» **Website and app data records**
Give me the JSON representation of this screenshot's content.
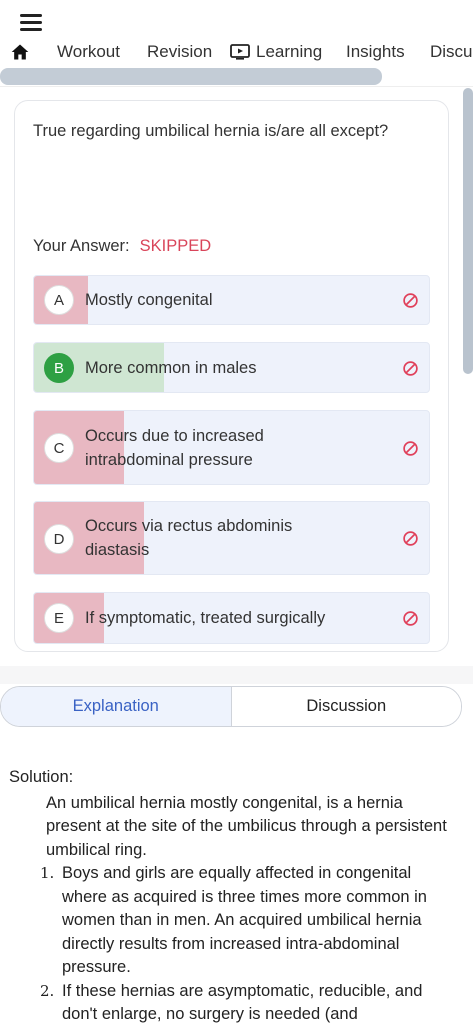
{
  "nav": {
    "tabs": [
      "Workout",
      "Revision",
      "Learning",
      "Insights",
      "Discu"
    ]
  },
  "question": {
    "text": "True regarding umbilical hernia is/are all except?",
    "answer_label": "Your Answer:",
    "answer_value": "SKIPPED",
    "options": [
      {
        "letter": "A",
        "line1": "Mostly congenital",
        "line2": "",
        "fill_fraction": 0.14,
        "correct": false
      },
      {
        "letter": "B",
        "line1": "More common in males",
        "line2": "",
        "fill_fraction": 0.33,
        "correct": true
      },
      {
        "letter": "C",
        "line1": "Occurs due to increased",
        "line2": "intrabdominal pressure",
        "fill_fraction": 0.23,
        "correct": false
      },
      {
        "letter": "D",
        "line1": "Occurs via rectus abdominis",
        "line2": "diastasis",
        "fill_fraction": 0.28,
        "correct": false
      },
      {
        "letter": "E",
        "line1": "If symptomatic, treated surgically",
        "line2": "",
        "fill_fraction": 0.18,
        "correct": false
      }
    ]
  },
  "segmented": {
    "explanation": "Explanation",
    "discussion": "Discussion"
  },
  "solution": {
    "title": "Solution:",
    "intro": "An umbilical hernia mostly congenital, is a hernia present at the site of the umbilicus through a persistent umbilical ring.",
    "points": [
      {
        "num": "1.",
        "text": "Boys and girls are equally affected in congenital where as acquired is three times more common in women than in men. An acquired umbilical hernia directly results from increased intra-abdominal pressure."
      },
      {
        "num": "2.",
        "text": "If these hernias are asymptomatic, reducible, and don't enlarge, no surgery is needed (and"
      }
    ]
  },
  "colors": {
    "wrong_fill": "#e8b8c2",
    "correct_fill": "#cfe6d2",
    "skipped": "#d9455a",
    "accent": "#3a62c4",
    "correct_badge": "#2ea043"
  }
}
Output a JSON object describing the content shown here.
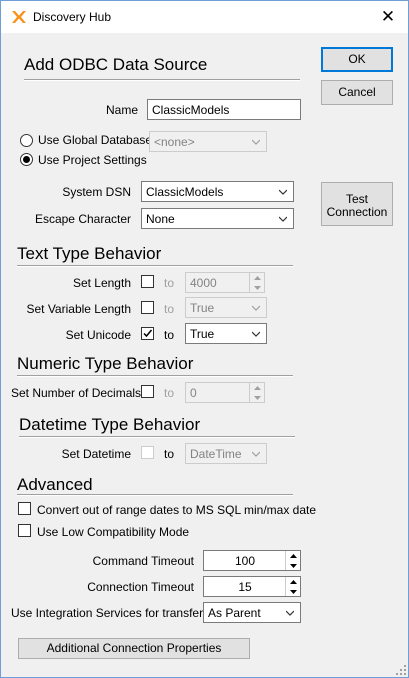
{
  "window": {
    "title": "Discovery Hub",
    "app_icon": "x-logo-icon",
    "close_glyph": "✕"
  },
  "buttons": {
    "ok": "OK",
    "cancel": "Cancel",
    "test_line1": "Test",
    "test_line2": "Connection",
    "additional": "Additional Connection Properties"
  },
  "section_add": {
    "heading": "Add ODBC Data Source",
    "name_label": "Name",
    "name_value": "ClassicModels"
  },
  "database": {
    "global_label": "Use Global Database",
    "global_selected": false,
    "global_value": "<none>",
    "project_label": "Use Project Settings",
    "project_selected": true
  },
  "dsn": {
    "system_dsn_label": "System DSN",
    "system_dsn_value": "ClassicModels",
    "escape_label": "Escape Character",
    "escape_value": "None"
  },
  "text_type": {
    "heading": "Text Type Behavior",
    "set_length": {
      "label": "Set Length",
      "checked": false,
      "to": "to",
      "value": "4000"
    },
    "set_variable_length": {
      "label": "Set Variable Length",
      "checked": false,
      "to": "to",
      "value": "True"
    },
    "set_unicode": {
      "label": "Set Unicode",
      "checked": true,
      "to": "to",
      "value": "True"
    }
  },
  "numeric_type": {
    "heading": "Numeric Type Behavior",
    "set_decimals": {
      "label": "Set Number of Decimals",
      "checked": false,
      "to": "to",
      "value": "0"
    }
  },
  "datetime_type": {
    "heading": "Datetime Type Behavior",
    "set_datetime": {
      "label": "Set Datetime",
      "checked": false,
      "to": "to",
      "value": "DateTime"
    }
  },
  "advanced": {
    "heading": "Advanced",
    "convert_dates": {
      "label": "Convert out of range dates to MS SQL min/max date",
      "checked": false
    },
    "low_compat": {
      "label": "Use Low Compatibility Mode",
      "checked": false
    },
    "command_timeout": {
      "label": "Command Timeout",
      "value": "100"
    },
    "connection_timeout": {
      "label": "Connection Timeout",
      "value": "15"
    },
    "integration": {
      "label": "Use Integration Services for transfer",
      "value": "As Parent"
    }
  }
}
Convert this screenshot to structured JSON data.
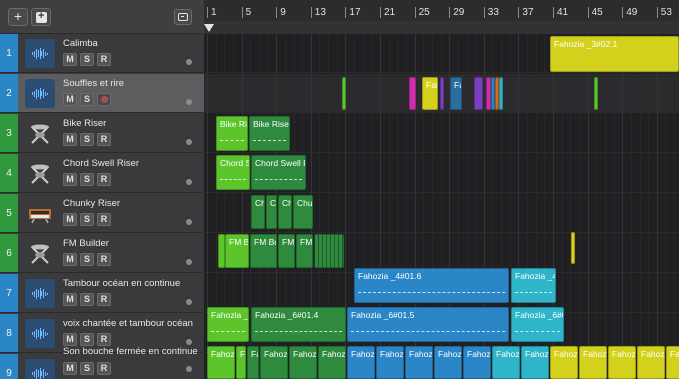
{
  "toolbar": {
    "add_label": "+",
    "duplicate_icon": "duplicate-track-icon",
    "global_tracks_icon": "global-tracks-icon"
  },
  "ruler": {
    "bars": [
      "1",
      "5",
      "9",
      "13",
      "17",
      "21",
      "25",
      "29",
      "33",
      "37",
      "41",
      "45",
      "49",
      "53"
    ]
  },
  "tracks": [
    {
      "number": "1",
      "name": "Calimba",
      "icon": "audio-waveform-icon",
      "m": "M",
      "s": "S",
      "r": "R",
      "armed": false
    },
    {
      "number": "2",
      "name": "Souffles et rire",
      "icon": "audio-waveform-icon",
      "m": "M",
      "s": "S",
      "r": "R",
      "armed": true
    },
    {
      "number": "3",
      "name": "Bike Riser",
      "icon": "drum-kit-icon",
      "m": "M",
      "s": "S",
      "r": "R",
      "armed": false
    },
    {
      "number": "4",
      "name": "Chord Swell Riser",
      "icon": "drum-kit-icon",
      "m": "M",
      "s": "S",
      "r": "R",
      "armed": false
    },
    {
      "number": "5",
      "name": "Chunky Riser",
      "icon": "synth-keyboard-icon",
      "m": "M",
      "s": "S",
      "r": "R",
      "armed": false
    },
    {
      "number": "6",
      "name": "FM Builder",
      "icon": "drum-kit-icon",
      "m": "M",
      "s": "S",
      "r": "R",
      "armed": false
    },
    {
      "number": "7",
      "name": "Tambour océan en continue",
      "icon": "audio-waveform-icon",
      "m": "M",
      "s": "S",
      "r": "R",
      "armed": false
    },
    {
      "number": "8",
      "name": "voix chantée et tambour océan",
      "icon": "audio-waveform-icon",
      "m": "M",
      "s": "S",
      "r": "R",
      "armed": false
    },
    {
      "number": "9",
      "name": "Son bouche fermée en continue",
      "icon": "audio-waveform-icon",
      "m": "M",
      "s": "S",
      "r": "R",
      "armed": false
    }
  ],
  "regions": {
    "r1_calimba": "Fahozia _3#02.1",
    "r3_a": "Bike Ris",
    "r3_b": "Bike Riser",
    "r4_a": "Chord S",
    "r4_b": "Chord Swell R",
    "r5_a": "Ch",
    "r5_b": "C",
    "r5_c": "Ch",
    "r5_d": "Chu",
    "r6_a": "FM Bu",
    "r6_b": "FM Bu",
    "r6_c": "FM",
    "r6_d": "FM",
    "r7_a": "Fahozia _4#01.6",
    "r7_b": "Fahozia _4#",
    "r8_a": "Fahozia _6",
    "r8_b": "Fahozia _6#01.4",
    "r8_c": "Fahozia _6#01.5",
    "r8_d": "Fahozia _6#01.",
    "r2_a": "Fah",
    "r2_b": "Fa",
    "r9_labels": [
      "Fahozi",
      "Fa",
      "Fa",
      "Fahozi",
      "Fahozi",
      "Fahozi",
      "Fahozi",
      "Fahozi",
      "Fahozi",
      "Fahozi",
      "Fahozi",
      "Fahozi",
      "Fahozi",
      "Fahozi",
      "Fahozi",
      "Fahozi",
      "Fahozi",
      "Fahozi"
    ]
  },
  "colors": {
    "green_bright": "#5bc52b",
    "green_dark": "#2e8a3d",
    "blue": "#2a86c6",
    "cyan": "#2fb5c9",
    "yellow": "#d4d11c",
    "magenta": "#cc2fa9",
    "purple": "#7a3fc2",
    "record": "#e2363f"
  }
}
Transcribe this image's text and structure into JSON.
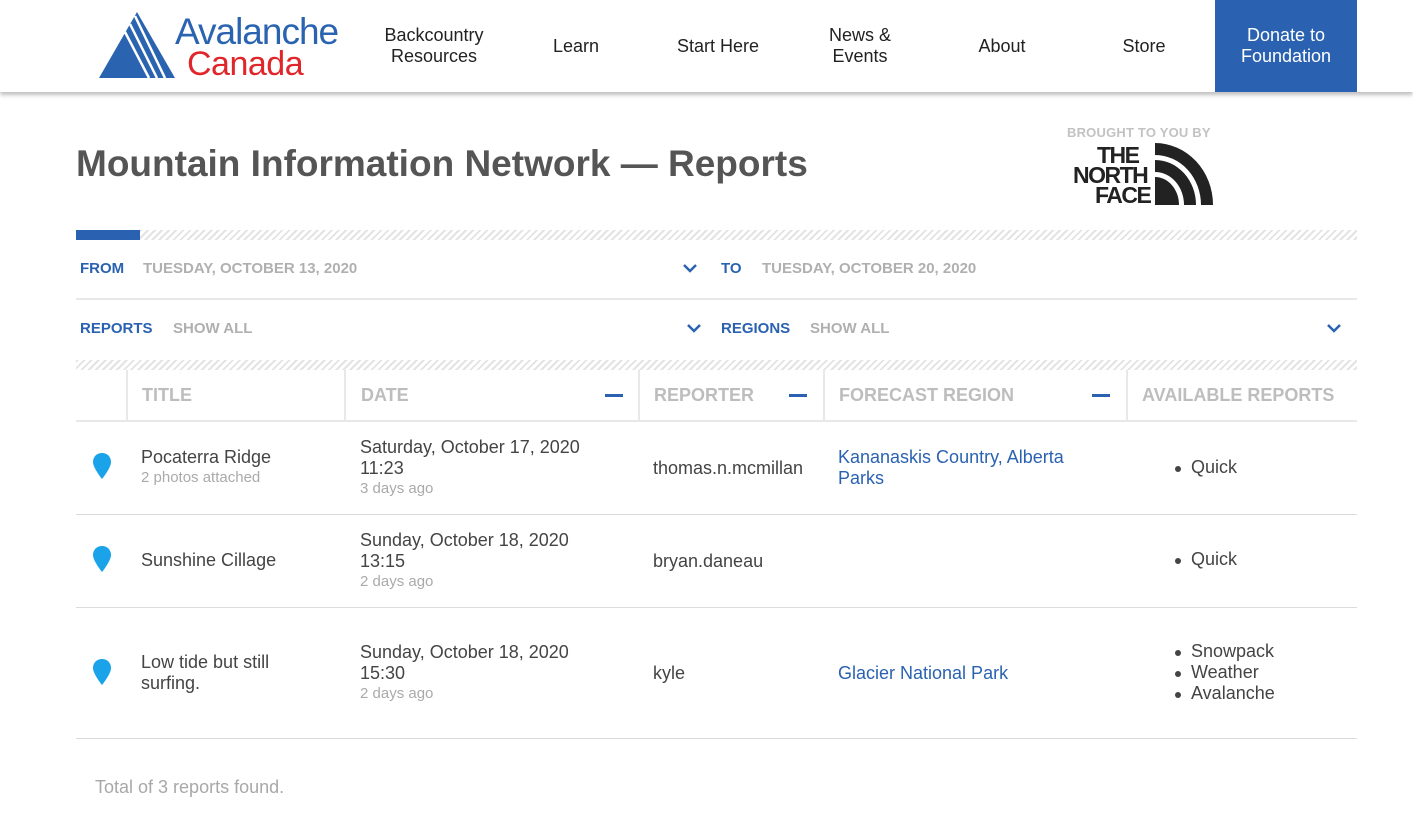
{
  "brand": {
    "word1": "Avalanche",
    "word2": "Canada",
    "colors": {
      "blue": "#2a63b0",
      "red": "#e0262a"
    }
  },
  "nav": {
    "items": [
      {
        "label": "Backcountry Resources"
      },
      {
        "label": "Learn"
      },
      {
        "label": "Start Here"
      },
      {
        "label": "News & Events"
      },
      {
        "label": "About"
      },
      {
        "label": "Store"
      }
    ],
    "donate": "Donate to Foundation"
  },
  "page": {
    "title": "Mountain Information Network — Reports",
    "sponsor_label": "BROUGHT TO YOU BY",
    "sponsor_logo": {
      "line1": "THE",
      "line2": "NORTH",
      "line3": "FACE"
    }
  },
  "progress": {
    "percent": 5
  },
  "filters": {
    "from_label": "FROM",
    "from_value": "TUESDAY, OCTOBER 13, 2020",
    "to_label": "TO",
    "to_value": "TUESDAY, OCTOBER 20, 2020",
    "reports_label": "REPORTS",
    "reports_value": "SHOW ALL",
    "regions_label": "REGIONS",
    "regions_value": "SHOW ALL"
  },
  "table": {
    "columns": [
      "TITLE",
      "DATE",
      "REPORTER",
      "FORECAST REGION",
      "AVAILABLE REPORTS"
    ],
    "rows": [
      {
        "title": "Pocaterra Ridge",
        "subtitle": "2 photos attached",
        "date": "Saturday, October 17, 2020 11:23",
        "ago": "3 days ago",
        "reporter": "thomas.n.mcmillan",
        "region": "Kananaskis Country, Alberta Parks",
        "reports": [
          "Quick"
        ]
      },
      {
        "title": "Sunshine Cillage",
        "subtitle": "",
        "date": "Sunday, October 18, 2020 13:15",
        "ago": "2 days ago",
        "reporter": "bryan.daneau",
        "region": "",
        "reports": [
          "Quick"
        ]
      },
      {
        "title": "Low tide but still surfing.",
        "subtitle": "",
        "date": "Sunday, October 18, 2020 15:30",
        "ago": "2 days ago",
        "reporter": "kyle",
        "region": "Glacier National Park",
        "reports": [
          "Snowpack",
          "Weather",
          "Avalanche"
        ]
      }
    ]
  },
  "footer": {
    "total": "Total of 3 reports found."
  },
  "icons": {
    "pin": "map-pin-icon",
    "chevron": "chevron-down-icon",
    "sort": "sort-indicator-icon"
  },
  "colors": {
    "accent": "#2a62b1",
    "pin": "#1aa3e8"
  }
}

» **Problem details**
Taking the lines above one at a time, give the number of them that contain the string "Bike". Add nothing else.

» **Solution**
3